Existing emergency response processes rely on relatively old technologies and in the case of locating cell phones, depend on data from cell towers that are often imprecise and difficult for 911 dispatchers to interpret. The caller's location is the critical piece of information that will enable help to reach the caller. The goal of GPS Health is to first channel widespread cellular GPS tools to report accurate location information to the 911 dispatcher and emergency responders. Location is visualized via map features on a web application that is updated with medical information and updates from the caller via mobile app. Seamless integration and real-time application can expedite emergency services, advance public safety and save costs.
What it does
The mobile app was built for iOS and hosts a number of features including recording user data, Wi-Fi calling, location detection and data updates. When a user calls 911 through the app, a Wi-Fi call is made using the twilio platform and the 911 dispatcher is given the URL to a web-app that displays the location of the caller (Google Map widget). Medical information and live-updates about the caller's situation are also posted on to the web-app for emergency responders to view.
How we built it
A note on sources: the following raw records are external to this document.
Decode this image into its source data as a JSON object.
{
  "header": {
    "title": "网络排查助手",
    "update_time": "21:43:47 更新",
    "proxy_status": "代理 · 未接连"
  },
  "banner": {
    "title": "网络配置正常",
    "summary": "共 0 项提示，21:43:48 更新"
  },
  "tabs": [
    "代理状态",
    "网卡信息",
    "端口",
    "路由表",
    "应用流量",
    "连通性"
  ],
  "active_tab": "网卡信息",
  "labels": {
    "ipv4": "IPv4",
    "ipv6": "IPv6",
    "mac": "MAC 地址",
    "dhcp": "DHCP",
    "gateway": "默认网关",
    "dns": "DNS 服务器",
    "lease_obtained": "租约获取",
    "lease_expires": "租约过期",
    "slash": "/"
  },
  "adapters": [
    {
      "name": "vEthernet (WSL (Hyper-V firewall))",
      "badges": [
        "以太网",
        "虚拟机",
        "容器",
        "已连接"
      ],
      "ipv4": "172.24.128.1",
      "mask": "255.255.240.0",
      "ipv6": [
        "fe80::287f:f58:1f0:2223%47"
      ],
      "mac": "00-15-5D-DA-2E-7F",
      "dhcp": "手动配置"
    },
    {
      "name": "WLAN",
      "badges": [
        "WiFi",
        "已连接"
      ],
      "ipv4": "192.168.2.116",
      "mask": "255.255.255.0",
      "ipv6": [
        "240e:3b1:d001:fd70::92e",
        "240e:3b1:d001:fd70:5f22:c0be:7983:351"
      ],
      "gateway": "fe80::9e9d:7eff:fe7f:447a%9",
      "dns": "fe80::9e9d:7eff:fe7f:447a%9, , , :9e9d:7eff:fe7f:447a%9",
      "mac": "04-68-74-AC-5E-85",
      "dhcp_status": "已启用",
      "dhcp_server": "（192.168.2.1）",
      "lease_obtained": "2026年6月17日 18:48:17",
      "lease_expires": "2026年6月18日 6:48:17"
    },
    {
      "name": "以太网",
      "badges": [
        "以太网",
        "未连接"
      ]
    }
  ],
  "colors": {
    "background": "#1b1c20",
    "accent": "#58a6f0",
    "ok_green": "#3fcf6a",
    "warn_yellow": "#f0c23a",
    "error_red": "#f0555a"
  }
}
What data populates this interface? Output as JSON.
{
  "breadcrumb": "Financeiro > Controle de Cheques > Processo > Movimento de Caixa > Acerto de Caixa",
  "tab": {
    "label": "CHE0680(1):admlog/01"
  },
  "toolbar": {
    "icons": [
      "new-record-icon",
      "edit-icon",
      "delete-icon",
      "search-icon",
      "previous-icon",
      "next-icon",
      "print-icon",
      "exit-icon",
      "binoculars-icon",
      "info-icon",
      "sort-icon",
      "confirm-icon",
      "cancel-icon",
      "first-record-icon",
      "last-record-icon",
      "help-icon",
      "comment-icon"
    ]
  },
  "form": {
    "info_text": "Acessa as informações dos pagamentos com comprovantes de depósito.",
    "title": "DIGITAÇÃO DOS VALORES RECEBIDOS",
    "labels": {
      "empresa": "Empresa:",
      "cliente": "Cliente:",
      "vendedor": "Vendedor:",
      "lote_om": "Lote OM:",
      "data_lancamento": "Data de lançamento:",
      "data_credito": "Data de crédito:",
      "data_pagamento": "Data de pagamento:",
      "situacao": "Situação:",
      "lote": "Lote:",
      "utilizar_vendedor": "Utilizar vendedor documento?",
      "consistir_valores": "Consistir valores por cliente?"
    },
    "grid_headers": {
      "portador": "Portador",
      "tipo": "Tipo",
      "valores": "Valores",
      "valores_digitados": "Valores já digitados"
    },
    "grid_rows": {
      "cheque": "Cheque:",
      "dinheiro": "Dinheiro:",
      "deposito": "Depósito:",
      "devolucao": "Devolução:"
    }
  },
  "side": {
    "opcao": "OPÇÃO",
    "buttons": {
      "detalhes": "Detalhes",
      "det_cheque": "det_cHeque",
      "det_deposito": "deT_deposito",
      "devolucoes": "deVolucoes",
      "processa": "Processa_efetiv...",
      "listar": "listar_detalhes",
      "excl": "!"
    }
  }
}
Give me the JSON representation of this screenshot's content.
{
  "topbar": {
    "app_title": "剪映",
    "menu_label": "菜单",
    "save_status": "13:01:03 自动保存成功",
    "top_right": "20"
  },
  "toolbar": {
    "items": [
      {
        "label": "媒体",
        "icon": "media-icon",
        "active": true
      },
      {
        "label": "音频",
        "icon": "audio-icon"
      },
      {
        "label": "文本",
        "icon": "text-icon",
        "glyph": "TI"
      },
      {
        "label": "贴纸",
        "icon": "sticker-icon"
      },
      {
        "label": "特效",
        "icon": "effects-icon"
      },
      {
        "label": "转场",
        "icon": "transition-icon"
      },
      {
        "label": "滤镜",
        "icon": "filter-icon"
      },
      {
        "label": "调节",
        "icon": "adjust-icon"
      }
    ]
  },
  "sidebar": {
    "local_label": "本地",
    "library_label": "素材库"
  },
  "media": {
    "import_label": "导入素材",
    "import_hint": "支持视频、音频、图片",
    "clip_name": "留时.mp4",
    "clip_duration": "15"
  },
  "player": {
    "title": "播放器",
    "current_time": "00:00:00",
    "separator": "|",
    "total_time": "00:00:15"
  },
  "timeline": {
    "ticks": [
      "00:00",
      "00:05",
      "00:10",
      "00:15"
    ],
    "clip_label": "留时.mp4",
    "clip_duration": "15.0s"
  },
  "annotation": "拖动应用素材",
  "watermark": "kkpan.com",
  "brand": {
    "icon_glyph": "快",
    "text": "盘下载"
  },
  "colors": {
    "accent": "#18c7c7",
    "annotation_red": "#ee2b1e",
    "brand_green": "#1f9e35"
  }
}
In order to determine the position and transmit additional medical information about the caller, we implemented an iOS app using Swift and the iOS location services. While dialing 911 the caller could enter additional information about what type of emergency it is, detailed information about the location (floor and room number) easily via the app. As a backend we use Firebase to exchange the information between the caller and EMT/ dispatcher and twilio as a communication platform. The web app which displays caller's information and location is built with React using Google Maps API.
Challenges we ran into
The challenges we faced when developing our product included: 1) Coordinating APIs including Google Maps, Twilio, and Firebase with npm libraries, 2) coordinating multiple actors when getting website off the ground, and 3) merge conflicts.
Accomplishments that we are proud of
We are proud of our early prototype and the positive feedback we received when exploring our product with a professional 911 dispatcher.
What we learned
During our need-finding process we came to understand some of the various inefficiencies and needs of the emergency response process. During the building process we learned how to integrate Twilio calling as well as fundamental
What's next for GPS Health
Beyond testing and developing the features further, we seek to develop partnerships with public safety departments in order to train